MATERIAL TO PROCESS:
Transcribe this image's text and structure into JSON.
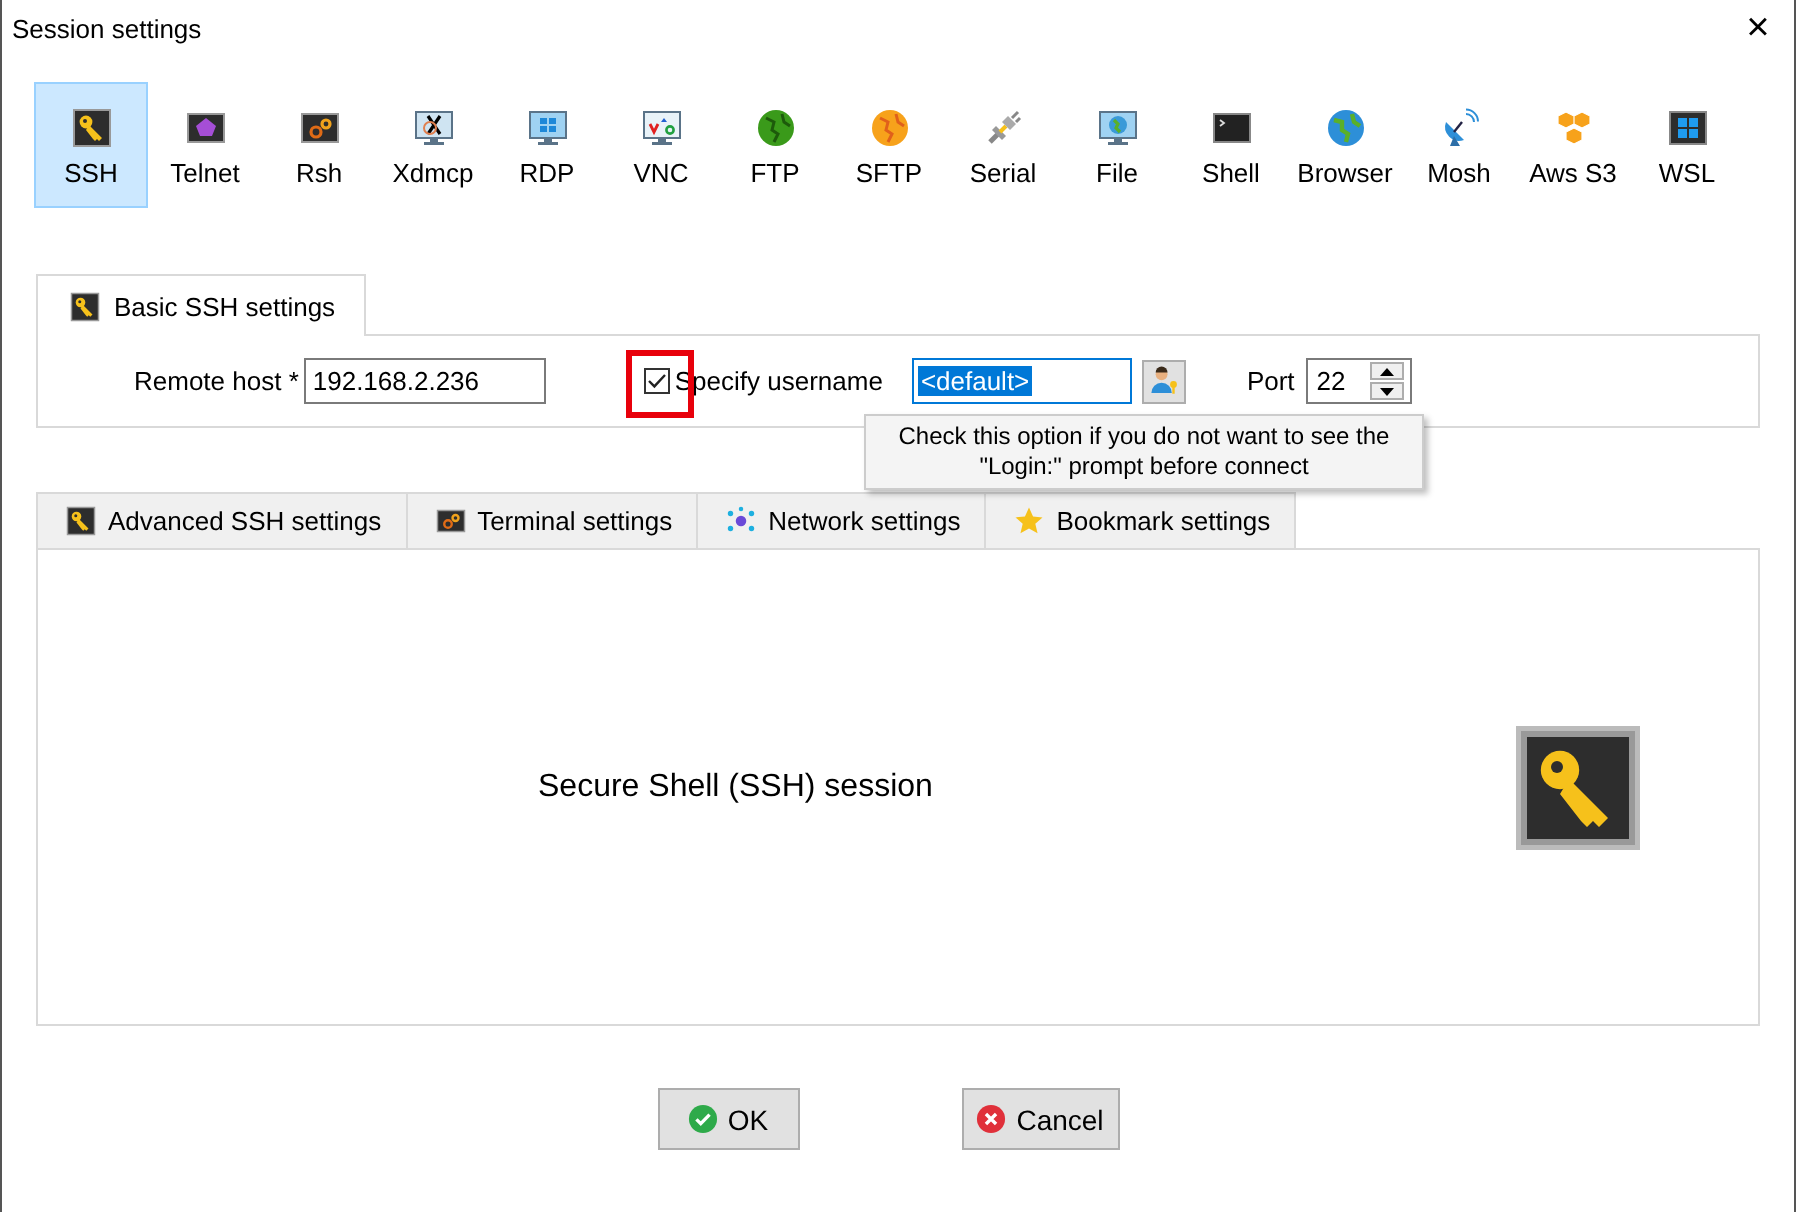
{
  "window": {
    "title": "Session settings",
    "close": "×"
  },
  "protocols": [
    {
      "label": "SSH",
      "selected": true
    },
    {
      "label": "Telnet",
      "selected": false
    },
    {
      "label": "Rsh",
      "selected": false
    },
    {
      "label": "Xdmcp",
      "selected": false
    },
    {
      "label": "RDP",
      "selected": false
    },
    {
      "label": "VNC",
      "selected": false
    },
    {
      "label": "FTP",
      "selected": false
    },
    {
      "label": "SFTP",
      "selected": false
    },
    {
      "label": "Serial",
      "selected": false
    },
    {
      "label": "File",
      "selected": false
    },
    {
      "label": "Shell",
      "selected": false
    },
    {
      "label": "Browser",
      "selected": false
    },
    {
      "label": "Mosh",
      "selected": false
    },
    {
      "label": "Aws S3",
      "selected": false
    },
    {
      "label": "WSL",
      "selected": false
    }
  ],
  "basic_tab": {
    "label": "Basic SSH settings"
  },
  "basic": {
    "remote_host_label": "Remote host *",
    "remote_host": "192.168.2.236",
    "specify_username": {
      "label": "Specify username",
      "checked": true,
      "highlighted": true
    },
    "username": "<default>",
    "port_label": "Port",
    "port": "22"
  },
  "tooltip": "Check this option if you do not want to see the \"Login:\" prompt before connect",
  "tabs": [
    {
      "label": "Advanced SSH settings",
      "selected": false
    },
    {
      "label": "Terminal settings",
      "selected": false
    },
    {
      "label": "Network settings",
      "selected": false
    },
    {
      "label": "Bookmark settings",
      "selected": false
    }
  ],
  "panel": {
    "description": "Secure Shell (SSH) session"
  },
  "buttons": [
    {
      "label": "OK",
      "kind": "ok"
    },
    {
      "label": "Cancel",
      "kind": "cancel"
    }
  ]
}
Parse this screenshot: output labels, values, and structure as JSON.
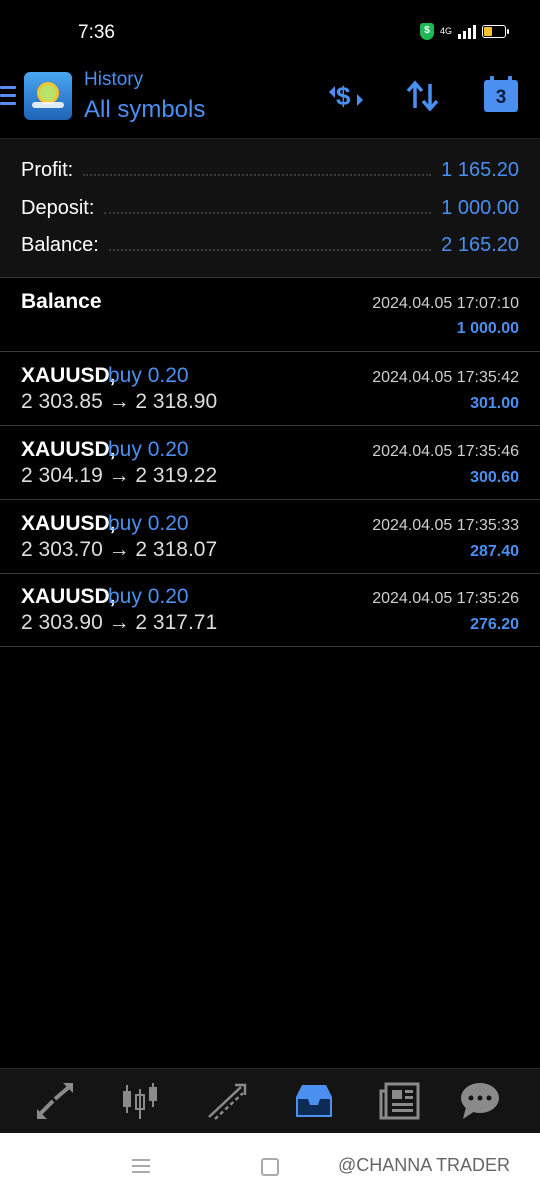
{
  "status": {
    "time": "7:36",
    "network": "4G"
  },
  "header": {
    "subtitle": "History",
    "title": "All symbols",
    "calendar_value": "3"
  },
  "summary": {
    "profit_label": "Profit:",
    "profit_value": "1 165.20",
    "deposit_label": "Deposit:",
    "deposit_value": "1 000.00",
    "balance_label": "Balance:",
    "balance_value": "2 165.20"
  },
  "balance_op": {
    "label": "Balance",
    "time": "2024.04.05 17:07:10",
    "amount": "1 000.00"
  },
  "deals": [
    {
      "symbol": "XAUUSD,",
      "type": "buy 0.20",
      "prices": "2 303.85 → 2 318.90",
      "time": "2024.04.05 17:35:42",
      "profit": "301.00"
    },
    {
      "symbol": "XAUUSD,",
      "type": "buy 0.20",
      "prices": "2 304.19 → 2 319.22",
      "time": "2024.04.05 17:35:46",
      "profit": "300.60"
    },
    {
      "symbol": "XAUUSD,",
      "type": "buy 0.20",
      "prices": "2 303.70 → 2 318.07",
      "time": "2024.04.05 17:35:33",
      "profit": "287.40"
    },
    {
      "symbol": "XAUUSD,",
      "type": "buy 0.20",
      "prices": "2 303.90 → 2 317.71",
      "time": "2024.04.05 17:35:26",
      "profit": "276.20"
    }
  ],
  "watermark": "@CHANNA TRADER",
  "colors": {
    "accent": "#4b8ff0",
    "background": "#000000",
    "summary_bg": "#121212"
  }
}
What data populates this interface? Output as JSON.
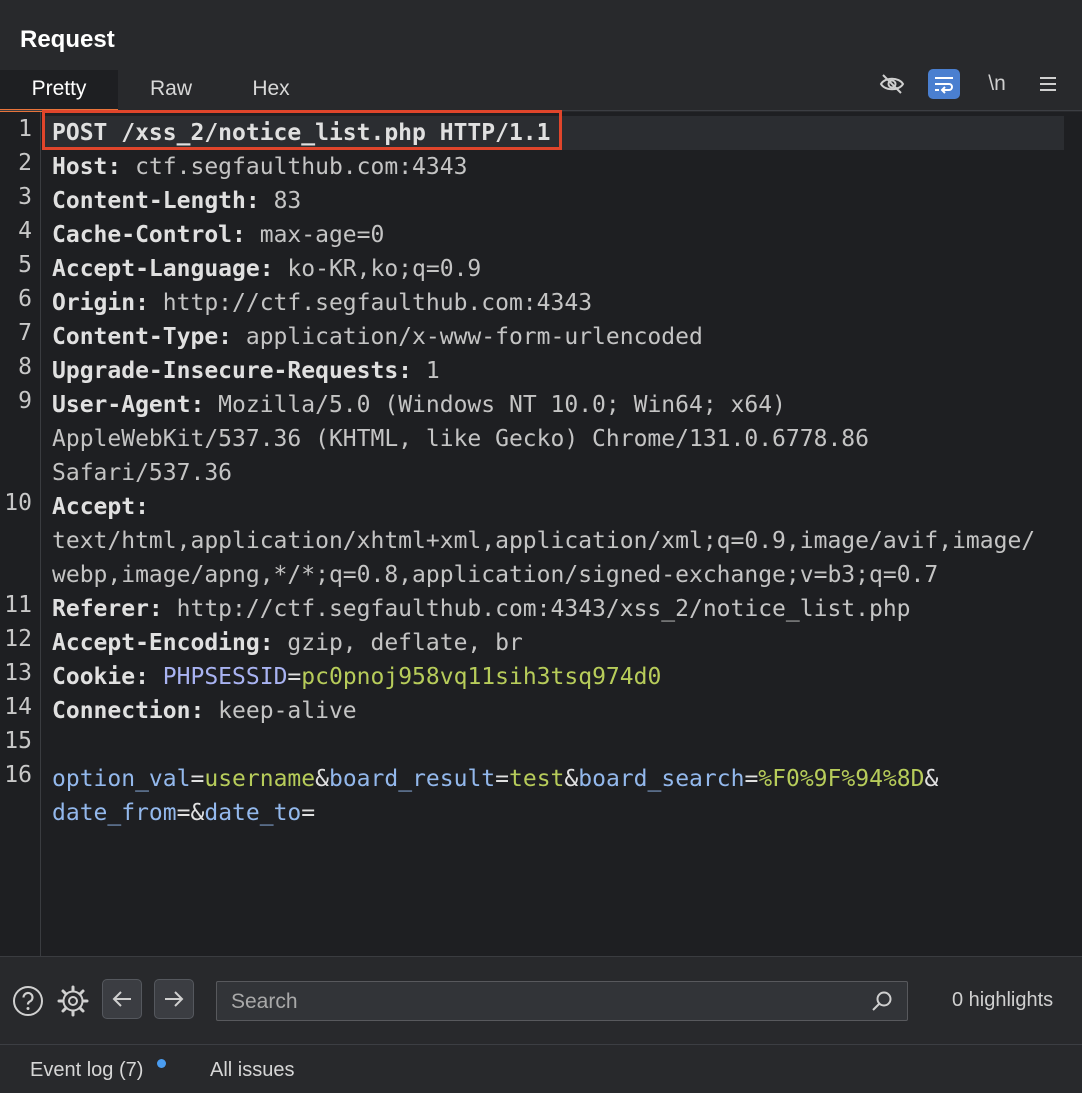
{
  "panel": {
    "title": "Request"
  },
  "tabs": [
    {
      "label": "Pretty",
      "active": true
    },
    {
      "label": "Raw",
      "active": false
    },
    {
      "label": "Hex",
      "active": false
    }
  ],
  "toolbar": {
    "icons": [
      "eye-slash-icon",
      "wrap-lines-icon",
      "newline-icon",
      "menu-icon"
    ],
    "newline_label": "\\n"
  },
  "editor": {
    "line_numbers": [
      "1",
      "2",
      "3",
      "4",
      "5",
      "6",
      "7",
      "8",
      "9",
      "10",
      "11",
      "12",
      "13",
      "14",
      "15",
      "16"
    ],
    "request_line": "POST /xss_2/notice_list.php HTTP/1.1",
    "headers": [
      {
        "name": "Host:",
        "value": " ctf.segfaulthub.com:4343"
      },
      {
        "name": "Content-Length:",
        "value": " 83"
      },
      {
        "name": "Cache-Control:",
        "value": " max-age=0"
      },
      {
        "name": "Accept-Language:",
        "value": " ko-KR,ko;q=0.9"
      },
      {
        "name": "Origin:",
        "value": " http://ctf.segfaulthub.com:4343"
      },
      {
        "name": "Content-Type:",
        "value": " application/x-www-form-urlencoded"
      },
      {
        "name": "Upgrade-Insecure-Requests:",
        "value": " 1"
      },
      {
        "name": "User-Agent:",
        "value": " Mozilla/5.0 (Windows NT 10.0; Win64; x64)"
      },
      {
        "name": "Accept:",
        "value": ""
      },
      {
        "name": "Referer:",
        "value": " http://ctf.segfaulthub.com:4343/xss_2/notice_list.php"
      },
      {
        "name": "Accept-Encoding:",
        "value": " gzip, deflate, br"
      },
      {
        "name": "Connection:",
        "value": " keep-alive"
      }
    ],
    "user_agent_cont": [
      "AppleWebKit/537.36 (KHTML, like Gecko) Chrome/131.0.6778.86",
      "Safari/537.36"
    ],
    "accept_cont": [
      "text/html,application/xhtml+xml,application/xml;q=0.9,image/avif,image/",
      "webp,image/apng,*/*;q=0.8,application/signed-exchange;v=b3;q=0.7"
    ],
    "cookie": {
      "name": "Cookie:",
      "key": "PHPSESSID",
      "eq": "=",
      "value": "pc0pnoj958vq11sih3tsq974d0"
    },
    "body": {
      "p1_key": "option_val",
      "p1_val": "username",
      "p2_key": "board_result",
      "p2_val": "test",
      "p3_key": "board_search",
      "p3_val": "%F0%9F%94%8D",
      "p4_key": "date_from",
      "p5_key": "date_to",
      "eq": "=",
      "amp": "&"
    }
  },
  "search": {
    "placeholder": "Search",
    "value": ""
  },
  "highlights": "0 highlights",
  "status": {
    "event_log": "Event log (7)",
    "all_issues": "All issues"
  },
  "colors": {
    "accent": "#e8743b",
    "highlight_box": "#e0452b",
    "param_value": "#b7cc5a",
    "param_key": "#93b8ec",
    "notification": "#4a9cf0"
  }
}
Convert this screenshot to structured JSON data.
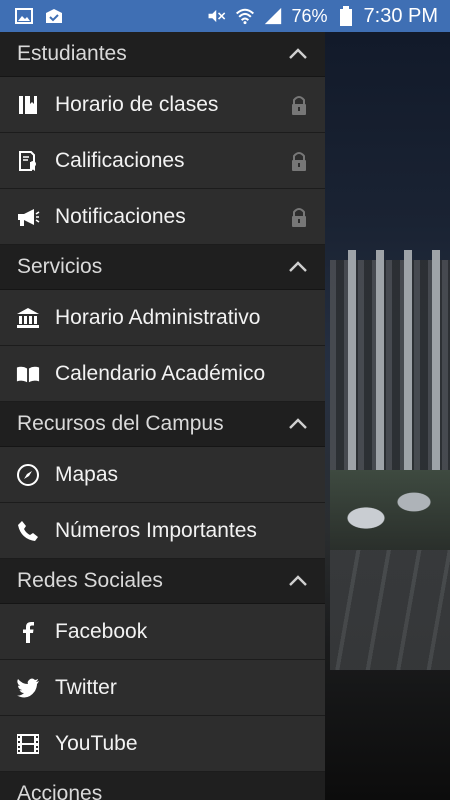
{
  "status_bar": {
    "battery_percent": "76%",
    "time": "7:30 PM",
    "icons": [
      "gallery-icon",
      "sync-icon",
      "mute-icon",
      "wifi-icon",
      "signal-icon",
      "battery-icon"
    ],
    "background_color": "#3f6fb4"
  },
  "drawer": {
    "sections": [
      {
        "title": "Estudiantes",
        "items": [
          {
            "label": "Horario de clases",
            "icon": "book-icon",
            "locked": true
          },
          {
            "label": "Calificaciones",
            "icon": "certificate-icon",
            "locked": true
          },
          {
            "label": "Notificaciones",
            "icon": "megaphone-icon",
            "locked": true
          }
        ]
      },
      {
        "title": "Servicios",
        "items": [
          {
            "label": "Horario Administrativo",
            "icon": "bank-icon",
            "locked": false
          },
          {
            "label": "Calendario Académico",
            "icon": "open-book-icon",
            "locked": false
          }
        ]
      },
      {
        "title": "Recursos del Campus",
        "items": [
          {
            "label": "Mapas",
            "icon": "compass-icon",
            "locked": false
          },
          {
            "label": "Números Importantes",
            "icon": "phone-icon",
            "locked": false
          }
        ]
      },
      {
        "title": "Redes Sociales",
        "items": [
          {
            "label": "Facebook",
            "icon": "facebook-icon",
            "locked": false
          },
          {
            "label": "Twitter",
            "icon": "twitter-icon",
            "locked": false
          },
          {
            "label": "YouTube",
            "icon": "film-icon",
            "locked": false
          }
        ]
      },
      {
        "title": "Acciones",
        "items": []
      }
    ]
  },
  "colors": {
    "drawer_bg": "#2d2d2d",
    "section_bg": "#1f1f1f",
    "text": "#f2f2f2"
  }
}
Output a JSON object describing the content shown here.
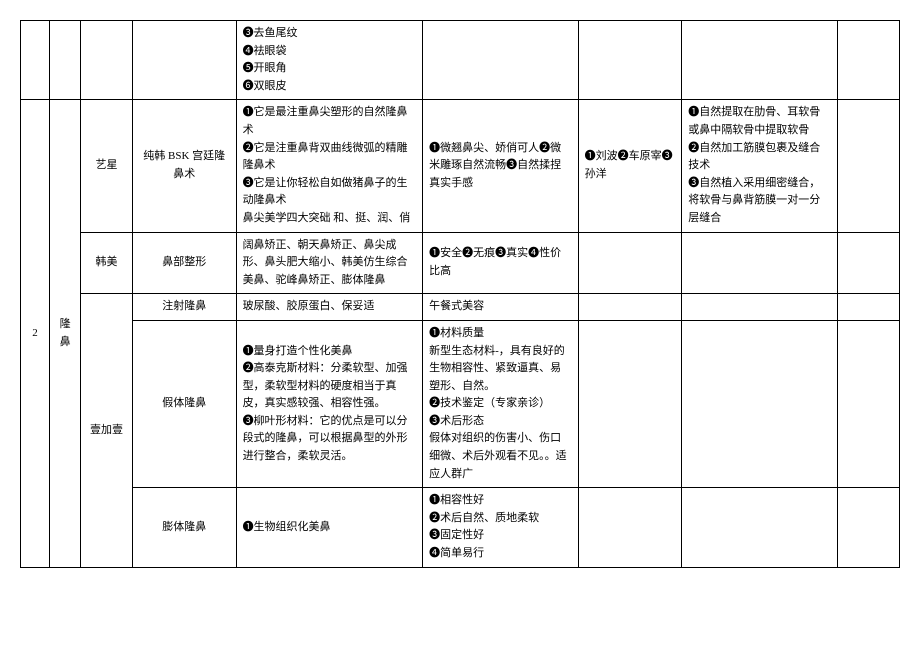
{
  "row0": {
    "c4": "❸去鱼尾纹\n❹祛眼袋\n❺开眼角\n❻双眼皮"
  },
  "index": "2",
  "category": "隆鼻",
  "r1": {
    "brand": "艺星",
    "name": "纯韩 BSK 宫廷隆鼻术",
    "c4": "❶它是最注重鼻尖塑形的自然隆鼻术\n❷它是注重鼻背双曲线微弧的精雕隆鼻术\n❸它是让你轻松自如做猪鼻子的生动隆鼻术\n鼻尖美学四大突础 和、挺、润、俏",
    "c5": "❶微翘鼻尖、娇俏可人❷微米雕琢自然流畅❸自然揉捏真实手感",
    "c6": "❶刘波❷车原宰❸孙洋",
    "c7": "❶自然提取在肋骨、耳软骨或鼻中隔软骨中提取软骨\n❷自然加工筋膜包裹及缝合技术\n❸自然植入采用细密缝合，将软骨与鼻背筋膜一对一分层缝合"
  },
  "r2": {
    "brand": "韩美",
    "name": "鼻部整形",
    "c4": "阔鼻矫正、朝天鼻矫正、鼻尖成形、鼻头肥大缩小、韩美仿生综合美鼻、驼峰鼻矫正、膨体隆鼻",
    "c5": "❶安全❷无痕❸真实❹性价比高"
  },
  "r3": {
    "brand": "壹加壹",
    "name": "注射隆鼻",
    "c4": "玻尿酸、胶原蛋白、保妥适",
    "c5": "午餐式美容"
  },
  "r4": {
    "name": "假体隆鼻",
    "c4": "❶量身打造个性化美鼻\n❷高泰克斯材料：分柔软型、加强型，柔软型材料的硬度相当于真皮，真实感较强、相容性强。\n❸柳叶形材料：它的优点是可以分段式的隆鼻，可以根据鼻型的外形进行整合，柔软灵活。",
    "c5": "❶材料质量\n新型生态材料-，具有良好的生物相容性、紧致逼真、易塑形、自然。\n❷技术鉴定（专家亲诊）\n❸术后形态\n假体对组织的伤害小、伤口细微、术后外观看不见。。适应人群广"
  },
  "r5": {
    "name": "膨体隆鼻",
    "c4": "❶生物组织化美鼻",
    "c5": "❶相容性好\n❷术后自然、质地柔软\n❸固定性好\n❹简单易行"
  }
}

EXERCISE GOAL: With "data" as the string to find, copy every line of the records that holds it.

ANSWER TO THE EXERCISE:
What data populates this interface? Output as JSON.
Convert this screenshot to structured JSON data.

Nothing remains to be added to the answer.